Another challenge with busy school schedules is avoiding the siren-song of the drive-thru on busy nights. One simple, cost-effective and quick solution is to think inside the can.  We talk a lot about the nutrition of fresh produce, but there is a lot of nutritional benefit to be found in canned foods.  Kids and adults who use six or more canned foods per week are more likely to have diets higher in 17 essential nutrients. Remember that fresh fruits and vegetables are harvested at the peak of ripeness and canned within only four hours, sealing in their nutrition and flavor – as opposed to the produce liquefying in your refrigerator drawer.  Recipes like a chicken burrito salad bowl comes together in a snap with ingredients you can always keep on hand in your pantry and definitely beats any drive-thru fare.

Reinvent old favorites.  If your child starts to complain about the lack of variety in his lunchbox but you both know they are too picky to try the adventurous lunch ideas you find online and on Pinterest, come up with ways to reinvent old favorites.  There’s nothing nutritionally inferior with a PB&J paired with some fruit and veggies - just  get creative with the presentation.  Go ahead and roll out the slice of bread, slather it up with heart-healthy nut or seed butter, whole-fruit jam and roll it up into cute little cylinders.  

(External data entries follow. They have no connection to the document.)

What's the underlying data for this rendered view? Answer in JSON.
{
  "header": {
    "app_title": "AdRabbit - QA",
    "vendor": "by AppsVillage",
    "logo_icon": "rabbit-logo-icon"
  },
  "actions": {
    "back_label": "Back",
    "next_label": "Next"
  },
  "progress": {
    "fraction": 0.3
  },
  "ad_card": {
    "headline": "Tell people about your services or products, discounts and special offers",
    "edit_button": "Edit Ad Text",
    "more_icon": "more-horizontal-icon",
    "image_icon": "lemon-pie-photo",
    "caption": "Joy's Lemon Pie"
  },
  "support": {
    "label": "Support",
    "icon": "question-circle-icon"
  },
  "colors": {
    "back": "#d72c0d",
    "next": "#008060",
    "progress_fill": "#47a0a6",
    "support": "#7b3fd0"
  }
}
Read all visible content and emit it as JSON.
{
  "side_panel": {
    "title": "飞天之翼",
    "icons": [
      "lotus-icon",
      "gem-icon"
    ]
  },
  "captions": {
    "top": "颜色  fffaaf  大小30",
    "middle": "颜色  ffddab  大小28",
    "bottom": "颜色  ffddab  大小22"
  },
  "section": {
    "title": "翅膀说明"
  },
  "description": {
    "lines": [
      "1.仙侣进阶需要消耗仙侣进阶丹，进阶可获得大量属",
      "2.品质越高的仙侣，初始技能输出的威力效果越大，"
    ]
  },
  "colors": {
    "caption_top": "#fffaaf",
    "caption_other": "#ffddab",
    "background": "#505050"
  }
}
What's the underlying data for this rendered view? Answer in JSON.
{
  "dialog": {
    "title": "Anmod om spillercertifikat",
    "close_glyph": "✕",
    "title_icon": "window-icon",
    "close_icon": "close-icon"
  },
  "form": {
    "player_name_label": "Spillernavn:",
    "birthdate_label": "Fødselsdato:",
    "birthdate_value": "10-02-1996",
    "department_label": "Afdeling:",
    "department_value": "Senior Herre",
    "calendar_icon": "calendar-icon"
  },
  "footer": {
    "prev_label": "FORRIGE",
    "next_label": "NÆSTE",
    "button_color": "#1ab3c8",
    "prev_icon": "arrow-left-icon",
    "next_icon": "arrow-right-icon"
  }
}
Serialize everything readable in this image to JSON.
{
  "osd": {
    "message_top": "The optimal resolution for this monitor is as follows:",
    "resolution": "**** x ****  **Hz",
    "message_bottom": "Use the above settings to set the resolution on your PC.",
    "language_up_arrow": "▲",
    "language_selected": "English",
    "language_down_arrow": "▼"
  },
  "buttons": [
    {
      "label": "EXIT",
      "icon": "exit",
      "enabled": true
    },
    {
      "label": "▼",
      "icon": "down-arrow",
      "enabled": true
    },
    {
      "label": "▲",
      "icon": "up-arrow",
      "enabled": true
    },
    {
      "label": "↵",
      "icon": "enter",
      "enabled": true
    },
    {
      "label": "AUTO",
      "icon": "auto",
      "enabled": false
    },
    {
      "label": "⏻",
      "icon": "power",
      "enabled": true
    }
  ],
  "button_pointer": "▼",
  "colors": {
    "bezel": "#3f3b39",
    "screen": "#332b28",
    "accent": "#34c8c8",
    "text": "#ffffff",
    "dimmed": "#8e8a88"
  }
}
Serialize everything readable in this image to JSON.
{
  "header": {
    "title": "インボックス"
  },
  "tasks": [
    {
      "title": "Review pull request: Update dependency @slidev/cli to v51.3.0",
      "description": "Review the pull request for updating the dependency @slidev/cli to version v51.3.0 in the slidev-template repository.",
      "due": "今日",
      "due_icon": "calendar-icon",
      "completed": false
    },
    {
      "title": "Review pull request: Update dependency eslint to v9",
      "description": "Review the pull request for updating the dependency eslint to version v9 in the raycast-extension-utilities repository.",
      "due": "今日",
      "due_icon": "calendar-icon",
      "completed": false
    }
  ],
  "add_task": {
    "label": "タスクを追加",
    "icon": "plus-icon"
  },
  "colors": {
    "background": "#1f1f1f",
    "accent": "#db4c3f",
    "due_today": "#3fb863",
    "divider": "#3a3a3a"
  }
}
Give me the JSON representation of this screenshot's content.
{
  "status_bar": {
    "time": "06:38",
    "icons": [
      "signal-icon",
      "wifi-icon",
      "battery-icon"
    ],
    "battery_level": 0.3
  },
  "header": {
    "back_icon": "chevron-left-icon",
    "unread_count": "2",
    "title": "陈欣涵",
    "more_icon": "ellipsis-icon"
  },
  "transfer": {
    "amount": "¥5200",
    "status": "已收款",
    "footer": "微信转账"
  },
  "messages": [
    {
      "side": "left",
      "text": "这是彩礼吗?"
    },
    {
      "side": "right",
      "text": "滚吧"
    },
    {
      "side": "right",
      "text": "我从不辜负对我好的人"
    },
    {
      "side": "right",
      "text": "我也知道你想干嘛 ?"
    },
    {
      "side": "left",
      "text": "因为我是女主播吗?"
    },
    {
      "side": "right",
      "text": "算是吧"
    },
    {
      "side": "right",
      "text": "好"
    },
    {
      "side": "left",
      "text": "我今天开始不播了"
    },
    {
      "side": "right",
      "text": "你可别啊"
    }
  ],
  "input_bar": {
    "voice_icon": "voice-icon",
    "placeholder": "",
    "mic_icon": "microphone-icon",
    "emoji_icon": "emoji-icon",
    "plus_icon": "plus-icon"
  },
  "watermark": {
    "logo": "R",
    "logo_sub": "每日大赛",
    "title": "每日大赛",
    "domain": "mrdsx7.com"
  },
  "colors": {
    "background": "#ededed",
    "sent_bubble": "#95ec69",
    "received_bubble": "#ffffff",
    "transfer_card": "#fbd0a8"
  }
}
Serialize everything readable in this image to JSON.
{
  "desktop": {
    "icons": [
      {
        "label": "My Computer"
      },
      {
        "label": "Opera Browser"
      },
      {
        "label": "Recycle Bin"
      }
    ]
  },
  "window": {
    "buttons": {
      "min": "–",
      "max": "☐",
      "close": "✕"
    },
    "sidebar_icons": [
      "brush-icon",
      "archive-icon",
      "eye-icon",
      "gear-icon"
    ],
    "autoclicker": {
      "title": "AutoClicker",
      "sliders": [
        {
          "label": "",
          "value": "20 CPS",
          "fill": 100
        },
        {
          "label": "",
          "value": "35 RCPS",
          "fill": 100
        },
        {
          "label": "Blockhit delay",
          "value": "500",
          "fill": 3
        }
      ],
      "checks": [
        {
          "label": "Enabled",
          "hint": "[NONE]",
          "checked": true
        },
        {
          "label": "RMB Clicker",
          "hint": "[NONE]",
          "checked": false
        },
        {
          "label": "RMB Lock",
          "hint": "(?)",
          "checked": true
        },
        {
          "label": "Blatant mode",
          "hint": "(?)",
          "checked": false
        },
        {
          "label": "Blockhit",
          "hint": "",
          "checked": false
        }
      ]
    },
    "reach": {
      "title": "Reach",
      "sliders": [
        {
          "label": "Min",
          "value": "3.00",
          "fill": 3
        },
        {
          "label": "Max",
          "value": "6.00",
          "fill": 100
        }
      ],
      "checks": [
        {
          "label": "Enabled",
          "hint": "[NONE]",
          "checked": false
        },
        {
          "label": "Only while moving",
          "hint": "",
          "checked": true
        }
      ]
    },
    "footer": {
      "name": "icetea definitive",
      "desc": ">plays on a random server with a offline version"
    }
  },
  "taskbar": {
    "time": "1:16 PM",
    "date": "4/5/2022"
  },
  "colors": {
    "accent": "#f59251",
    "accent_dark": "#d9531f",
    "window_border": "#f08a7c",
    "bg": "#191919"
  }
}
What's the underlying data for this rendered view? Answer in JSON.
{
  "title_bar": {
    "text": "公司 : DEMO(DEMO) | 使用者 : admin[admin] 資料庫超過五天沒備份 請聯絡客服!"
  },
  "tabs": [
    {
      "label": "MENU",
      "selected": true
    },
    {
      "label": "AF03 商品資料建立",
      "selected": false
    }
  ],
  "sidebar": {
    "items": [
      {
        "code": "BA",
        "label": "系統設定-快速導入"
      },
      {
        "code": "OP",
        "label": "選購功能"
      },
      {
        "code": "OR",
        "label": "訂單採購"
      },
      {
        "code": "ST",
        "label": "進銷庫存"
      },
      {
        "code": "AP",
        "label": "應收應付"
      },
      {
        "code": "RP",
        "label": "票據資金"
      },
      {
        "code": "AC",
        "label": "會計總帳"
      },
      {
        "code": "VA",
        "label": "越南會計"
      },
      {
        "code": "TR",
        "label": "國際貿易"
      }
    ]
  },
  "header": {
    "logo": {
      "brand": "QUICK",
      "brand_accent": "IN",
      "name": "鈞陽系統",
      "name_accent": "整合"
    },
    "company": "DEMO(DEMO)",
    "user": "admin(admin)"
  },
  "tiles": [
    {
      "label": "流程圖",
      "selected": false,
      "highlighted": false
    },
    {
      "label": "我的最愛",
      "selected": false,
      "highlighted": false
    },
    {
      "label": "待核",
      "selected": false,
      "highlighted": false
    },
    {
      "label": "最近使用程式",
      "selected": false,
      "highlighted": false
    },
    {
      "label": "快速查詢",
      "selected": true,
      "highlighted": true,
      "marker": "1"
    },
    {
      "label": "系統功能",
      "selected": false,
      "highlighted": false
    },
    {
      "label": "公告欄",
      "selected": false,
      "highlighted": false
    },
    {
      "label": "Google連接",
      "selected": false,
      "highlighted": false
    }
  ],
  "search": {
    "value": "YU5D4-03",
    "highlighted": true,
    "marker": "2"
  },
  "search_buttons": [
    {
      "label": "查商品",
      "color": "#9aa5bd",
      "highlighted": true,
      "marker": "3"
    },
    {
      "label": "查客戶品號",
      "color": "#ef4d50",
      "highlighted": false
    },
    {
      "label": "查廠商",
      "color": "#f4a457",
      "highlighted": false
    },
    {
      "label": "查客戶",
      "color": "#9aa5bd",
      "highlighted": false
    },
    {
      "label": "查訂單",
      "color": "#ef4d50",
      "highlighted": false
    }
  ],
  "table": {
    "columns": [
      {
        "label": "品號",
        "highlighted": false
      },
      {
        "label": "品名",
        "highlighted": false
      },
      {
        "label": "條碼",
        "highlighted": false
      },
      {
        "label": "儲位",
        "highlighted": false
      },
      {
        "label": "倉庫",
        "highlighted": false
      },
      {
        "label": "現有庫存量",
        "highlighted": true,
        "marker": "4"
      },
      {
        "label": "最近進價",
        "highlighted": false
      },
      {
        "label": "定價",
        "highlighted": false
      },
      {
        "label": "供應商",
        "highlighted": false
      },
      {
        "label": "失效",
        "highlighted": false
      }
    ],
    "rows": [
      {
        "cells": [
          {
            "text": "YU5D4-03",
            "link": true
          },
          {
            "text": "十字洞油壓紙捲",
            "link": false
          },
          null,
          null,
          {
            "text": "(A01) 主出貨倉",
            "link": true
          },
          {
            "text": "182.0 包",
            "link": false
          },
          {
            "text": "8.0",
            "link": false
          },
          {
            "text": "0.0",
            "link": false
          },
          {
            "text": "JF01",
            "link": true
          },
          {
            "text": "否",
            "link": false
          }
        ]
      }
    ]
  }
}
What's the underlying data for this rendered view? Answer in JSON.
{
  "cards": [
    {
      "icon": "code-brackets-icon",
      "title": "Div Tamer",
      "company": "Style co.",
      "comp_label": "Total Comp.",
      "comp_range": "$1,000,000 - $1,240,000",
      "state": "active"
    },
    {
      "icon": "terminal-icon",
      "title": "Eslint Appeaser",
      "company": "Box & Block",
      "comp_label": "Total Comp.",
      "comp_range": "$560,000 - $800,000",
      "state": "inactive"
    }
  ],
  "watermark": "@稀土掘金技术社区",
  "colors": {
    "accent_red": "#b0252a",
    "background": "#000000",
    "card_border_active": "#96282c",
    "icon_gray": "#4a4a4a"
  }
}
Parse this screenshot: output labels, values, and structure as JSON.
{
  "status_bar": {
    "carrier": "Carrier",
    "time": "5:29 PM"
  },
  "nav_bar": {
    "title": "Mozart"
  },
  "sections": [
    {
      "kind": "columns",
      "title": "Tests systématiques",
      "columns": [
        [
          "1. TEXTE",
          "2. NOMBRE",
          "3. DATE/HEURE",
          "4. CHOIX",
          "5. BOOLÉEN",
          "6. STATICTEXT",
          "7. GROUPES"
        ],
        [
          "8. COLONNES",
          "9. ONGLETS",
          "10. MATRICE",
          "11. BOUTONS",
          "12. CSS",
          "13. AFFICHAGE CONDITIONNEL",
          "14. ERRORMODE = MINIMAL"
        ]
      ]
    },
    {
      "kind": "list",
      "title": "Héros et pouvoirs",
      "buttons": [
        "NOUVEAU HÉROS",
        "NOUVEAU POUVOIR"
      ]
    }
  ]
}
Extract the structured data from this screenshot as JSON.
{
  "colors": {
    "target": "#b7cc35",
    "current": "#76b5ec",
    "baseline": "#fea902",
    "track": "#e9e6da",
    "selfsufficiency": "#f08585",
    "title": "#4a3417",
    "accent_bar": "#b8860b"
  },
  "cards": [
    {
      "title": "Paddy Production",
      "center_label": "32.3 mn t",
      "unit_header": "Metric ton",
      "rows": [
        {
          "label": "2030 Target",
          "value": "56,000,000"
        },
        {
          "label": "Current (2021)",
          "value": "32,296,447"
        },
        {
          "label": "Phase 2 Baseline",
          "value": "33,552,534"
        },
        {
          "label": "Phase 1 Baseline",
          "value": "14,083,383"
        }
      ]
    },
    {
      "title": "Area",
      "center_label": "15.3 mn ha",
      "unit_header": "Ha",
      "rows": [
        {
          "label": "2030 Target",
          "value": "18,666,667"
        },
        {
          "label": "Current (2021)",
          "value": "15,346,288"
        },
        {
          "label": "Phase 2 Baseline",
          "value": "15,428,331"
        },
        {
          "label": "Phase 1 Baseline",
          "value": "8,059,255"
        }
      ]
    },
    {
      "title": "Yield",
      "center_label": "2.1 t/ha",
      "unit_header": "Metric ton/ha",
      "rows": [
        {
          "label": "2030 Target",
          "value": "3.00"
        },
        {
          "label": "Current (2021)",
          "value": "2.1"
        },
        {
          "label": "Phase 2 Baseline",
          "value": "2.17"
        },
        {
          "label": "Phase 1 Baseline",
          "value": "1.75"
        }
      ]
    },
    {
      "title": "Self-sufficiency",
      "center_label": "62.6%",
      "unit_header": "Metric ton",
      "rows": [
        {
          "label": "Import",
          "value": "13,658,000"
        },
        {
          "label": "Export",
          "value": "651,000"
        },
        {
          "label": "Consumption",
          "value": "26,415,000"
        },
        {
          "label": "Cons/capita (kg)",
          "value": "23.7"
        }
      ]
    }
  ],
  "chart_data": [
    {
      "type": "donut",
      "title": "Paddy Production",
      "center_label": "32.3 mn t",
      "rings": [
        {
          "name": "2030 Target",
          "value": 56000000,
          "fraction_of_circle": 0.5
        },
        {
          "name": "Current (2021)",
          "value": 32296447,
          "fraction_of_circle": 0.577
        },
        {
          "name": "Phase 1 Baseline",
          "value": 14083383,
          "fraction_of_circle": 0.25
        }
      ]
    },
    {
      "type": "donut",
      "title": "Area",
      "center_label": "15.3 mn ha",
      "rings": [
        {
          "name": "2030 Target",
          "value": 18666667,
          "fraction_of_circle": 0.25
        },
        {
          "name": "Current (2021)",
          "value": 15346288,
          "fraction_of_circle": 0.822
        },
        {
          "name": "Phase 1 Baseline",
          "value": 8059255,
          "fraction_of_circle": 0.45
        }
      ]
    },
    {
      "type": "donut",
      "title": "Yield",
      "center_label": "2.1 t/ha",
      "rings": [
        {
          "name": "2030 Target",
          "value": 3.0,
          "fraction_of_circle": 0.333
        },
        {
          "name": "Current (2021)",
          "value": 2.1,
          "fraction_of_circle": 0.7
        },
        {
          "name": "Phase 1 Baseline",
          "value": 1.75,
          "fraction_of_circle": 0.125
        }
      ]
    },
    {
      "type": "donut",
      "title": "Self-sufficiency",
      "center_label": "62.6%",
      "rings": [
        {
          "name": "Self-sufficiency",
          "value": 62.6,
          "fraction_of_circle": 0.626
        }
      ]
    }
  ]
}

Keep kiddos involved in the planning and packing of their lunches.  Not only should they have some say as to which fruit they are willing to eat, but are also their own portion expert.  Don’t overdo the portion sizes.  Sometimes a mountain of baby carrots looks too overwhelming to even try, but 5 baby carrots isn’t so threatening and is easily eaten.  Use the handful rule to keep portions age appropriate.  Remember that small kids with small hands only need small portions. Keeping it small keeps it from being overwhelming and tossed uneaten into the garbage can.  Food is only as nourishing as it is appealing, because if it doesn’t make into the mouth, it doesn’t provide any nutrition.